The birthday card has the words: “Time for a sports car and an affair” on its front cover.

Last week, Tesco confirmed that it is no longer being sold in stores. A Tesco spokesman told The Christian Institute: “We’ve listened to customer feedback and will have removed this card from our range.”

‘Words are powerful’

The card drew criticism from Twitter users including Lesley Smith, who said: “Disappointed to see messages like this on cards @Tesco. Words are powerful”.

After finding out that the offensive card had been pulled, she told The Christian Institute: “When I saw this card with its message encouraging an act that causes such pain and destruction in families, under the guise of ‘humour’ I just thought no – not funny!

“I wanted Tesco to know that I, for one, was not in agreement and it wasn’t ok – I didn’t want this message to be normalised.”

“I am so pleased that Tesco have agreed to not sell the card although Tesco has not responded to me since their initial acknowledgment of the complaint”, she added.

Gay pride support

Last week, Tesco came under fire for a joint promotion with confectionery brand Skittles to celebrate Pride in London – a gay rights festival.

All-white packets of Skittles are being sold in stores across the UK alongside explanatory text which reads: “During Pride, only one rainbow matters. So we’ve given ours up to show support.”

Skittles says its decision to drop its iconic rainbow branding from packets is intended to show support for Pride in London and “celebrate diversity and inclusion”.

‘Political message’

Colin Hart, Director of The Christian Institute, said people should know that Tesco has gone “out of its way” to back the LGBT agenda.

“Why do any kind of sweets need to be politicised?
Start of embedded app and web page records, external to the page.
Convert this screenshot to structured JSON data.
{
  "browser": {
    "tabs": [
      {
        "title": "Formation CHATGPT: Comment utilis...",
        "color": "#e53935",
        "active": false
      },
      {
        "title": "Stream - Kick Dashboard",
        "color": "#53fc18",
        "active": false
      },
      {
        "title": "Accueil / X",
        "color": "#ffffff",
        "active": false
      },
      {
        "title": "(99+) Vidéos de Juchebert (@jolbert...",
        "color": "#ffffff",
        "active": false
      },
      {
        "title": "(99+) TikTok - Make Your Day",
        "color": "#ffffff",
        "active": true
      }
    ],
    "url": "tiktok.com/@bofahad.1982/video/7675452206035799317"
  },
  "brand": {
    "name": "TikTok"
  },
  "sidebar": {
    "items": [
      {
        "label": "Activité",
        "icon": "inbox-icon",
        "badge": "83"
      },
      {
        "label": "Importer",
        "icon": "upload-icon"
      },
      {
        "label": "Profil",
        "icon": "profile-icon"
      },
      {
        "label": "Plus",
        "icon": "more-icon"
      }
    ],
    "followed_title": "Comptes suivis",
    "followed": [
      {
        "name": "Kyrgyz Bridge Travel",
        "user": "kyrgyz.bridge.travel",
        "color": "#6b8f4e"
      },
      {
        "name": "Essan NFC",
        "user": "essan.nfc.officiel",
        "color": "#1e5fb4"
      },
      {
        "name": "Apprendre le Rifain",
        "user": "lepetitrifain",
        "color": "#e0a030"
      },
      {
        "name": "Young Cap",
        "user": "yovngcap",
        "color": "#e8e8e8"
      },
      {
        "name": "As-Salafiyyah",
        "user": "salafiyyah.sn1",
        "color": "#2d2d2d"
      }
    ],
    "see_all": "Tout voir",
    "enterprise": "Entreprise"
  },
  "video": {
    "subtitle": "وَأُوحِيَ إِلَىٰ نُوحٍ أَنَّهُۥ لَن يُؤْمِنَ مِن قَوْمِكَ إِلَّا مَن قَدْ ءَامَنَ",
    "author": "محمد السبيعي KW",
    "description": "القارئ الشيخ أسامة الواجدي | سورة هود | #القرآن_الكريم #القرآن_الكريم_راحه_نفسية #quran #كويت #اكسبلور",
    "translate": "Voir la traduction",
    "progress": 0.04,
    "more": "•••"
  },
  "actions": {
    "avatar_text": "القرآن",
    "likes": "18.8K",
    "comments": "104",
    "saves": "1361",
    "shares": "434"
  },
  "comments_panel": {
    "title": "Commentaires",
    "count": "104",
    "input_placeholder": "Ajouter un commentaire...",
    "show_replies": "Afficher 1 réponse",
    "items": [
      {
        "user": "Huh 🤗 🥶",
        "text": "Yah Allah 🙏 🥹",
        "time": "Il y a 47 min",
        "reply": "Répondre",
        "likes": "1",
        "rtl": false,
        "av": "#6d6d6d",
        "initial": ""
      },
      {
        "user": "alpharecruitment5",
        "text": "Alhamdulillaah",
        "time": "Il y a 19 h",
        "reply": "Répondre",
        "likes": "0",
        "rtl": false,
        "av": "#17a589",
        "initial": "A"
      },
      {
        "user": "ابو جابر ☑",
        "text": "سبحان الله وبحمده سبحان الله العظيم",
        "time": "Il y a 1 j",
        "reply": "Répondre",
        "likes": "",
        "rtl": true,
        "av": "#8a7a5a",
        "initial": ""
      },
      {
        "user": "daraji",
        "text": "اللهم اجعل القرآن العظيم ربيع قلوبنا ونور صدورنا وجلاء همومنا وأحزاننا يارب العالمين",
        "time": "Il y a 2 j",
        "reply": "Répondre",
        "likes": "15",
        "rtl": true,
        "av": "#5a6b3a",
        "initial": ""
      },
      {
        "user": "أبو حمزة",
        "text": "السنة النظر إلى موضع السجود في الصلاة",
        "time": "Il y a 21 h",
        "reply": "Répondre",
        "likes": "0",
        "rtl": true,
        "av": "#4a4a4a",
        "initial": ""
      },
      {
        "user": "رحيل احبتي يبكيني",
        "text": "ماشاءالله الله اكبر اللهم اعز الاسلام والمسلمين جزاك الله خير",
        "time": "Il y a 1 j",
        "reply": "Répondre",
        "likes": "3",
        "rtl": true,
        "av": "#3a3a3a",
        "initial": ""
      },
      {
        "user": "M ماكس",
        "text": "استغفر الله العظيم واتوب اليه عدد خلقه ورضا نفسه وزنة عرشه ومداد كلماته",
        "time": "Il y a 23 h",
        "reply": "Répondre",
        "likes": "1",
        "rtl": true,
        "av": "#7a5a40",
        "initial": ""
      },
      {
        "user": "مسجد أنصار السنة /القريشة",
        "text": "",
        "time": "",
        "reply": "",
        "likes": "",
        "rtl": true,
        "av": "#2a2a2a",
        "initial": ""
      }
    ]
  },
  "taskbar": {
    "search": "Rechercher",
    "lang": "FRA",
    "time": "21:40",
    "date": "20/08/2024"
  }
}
People should be able to buy their favourite confectionery without being forced to consume a political message as well.”